Good music in tricky times, the introverted version: “The Dictator”, the just over 15-minute EP, which the Belgian musician, composer and actress Catherine Graindorge recorded with Iggy Pop, begins with a somber tone. Iggy, the 75-year-old US punk first-time offender, is not necessarily stored in cultural memory as an introvert, but he proves to be quite adept in the register. Since 2009, with one exception, he has offered jazz, chansons and electronics on his current albums instead of pure rock music.

Atmospherically, “The Dictator” ties in with “The Dawn”, the coda of Iggy’s 2019 album “Free”, only it doesn’t clear up on “The Dictator”. His sound remains somber. Graindorge primed with violin, viola and harmonium. Her musical work is wide. For example, she plays with the instrumental post-rock band Nox and has already worked with colleagues such as the songwriter Andrea Schroeder and the Australian psych blues player Hugo Race. Graindorge’s solo album “Eldorado” (2021) has been one of the musical bright spots of the pandemic.
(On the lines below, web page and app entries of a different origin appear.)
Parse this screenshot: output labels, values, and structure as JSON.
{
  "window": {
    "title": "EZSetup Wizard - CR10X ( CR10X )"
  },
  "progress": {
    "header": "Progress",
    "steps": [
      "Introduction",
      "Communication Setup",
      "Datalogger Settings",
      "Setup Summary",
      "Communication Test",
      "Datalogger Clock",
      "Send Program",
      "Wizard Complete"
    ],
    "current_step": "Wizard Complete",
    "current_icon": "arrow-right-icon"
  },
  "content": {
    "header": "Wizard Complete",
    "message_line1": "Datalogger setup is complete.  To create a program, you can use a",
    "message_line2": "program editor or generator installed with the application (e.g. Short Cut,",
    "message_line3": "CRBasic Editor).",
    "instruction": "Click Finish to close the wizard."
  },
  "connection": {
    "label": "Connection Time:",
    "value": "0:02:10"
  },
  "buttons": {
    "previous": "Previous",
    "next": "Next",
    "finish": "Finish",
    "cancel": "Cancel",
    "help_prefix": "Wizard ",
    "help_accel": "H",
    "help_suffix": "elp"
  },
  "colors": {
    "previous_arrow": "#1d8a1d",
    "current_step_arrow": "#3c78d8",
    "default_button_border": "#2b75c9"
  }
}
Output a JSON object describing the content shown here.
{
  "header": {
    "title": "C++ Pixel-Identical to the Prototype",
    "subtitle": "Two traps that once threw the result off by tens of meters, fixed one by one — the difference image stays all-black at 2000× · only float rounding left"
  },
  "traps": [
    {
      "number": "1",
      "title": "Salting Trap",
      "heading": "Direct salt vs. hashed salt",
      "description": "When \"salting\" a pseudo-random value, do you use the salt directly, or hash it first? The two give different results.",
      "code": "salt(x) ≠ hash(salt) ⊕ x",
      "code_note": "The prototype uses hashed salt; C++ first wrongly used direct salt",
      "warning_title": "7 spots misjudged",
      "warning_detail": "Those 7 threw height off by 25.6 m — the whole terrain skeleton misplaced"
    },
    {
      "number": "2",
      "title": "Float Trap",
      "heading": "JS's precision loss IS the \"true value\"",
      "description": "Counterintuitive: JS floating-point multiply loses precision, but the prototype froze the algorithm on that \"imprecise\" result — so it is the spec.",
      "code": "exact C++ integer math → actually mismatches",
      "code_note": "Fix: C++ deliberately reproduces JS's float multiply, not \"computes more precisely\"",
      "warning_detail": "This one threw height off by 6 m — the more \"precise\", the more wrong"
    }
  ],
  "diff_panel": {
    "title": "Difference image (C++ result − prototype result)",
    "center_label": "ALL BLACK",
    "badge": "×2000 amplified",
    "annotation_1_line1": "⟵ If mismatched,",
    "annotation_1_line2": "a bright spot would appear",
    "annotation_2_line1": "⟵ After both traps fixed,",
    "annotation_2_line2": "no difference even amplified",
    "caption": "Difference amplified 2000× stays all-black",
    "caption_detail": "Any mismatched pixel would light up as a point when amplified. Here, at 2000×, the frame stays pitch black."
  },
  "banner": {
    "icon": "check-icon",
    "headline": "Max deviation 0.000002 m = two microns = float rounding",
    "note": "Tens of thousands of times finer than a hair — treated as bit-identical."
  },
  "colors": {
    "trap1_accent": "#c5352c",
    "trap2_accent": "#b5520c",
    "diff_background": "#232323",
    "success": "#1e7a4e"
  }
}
The great dictator crushes the weak

Iggy Pop’s contribution to the title song of the joint EP “The Dictator” begins with a childhood memory of the smiling US President Dwight D. Eisenhower. He places images of political violence over them. The great dictator, sings pop, he’s coming. He knows magic, he turns day into night. He knows instincts and crushes the weak.

Pop’s chanting doesn’t come from a pedestal, but from a deep, frightening abyss. In “Mud I” he sketches a foggy walk along the river. The one who is walking says that with every step in the mud he is walking further towards silence. Based on what we’ve heard so far, Pop’s new album, Every Loser, announced for January 2023 doesn’t seem to be going where it’s headed.

Unlike his duo with Catherine Graindorge. Half the world goes about in rags, says “Mud II”. You can’t drag yourself up, and knowing about it makes you tired. Just then his voice gets brighter before it gets lost in echoes. The laconic titled instrumental “Iggy” closes the EP.

Iggy’s childlike perspective on the textual world of “The Dictator” is reminiscent of a work from the New York MoMA collection: “I Saw Stalin Once When I Was A Child” by the Russian artist tandem Vitaly Komar and Alex Melamid. The naively evil painting shows Stalin being driven into the night in a state carriage. He pushes aside the red curtain of the back window and looks out of the picture.

“The Soviet people’s great harvest manager” (Brecht officially) and “deserving murderer of the people” (Brecht unofficially) could appear to the child from the title as an exhausted father of the country. In August 1989 has the writer Christoph Hein in the time written extensively about the painting. The essay should actually have been published in the GDR, where Vladimir Putin had been working for the Soviet secret service KGB in Dresden since 1985. As second mayor of St. Petersburg in the early 1990s, Putin was then supposed to recommend another dictator as a role model for Russia: Augusto Pinochet, from 1973 to 1990 an economically liberal and the murderer of Chile.

Source link